|Life creeps ever higher towards the barren summit of Mauna Kea|
Sunday, June 4, 2017
|Crystal Springs Reservoir is on the upper left, while San Andreas Reservoir is on the lower right|
It is the geologist's perspective that provides some insight as to the nature of the landscape below. We left from Oakland Airport and flew over the north end of the San Francisco Peninsula, which provided an outstanding view of the San Andreas fault. Often such faults are indicated by linear valleys owing to the ease with which crushed rock in the fault zone erodes. But on the peninsula the fault is even easier to pick out because of the presence of two reservoirs filling the linear valley, Crystal Springs reservoir, and San Andreas reservoir.
We flew out over Half Moon Bay, and soon land was left behind. There was more than 2,000 miles of open ocean ahead of us, a five hour flight. I settled in and thought of how the islands were inaccessible to humans of any kind until only a thousand or so years ago, and even a hundred years ago it took weeks or months to cross the ocean. How even more wondrous the number of bird and insect species that survived the journey over the millennia.
Friday, June 2, 2017
|Pele's Hair collected near the edge of Kilauea Caldera|
First off, the stuff in the first two pictures. These fibers are found around the summit area of Kilauea, and in protected hollows they can accumulate in large masses. It's called Pele's Hair, and it's made of natural volcanic glass, otherwise known as obsidian. Glass is not usually associated with basalt in the minds of most people, but glass can form around any lava that cools so quickly that crystals can't readily form. This odd feature develops around spattering edges of lava lakes like that which currently resides in the crater of Halemaumau. As globs of liquid are thrown into the air, some of the liquid trails behind as a thin fiber, which then breaks off and floats away in the turbulent hot air currents. If you visit the Big Island, you can usually find some near the Jagger Museum on the crater rim.
|Reticulite from Kilauea Caldera|
|Close up of reticulite from Kilauea|
|Keanakāko‘i Tephra partially covered by a 1983 basalt flow.|

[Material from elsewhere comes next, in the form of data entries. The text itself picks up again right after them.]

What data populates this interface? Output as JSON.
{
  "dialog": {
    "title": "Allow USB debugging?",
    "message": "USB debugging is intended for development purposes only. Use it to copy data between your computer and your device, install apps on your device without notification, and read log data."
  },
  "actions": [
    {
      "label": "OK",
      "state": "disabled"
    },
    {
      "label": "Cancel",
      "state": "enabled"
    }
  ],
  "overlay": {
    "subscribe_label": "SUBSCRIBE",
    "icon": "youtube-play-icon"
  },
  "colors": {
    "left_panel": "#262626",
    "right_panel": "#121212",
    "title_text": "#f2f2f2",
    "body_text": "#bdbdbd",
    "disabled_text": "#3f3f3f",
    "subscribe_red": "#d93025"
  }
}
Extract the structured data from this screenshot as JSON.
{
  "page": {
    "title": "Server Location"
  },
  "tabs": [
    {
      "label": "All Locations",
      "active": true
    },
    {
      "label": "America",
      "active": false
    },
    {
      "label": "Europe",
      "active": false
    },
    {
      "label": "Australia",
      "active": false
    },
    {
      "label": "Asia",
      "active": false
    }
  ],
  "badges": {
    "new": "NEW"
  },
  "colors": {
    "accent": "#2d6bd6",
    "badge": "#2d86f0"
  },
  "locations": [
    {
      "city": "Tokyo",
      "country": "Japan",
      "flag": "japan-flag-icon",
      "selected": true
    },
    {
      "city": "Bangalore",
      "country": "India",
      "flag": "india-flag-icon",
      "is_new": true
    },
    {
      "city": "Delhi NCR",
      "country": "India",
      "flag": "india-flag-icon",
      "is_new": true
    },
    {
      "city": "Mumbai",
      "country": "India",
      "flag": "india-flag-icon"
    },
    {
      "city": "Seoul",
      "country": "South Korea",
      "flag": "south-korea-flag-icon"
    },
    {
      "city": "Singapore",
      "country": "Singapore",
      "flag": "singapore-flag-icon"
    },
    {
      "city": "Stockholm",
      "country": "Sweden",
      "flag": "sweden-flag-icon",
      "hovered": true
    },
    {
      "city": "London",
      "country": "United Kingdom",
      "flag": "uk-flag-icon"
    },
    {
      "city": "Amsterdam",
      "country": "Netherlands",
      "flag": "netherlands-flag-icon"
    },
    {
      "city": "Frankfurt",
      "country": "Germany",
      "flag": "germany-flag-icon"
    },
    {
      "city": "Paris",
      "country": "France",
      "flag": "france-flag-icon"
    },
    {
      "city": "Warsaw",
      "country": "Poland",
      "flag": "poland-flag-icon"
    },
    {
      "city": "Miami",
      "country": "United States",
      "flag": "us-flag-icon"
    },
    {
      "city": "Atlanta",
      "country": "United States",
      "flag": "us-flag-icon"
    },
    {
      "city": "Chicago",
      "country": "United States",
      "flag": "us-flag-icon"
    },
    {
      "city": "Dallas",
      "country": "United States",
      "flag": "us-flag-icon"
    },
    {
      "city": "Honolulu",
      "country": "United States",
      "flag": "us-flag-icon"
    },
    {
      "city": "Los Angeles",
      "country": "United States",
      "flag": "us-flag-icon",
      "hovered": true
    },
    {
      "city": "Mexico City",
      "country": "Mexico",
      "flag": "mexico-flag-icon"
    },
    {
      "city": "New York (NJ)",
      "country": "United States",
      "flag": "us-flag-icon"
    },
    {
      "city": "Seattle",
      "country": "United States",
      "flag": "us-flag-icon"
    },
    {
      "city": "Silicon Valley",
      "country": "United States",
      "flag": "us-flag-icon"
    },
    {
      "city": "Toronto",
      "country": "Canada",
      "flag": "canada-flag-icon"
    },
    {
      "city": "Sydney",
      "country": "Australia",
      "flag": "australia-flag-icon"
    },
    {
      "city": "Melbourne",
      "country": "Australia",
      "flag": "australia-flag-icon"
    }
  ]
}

It's clear that what we get taught about basaltic lava is not the entire story. Sometimes basalt erupts violently, and as such it can be exceedingly dangerous. An eruption in 1790 killed several hundred Hawaiian warriors on the eve of a major battle, and the event changed Hawaiian history, as the tragedy was seen as the judgment of the gods. These deposits were once thought to be the results of the 1790 eruption, but it turns out that they include dozens of explosive eruptions that took place between about 1500 and the early 1800s.
|Exposures of the Keanakāko‘i Tephra on the margin of the Kilauea Caldera. A 1983 basalt flow can be seen below on the right.|
What caused this explosive activity? In a word: water. When rising magma encounters groundwater, the water can flash to steam, causing intense explosions. Apparently the caldera collapsed to a depth great enough to reach the regional water table, and huge explosions ensued. Something like this happened at Kilauea in 1924 (see the picture below), but the massive explosions totaled only about 1% the volume of the 1790 and earlier eruptions. There have been some seriously dangerous eruptions throughout time on this volcano.
|1924 eruption of Kilauea Caldera, courtesy of the USGS and Bishop Museum|
And that brings us to the strange circles of the mystery. In 1924 some huge blocks were thrown out of Halemaumau crater and were thrown a thousand or more meters. When they landed, they produced bowl-shaped craters. One of the biggest from 1924 weighed 8 tons, and can be seen in the picture below.
The evidence of 300+ years of explosive eruptive activity around Kilauea is sobering. Such eruptions have the potential to do serious damage to surrounding communities around the caldera and in the Puna District to the east. Current research is seeking to better understand the cycle of activity surrounding these periods of violence.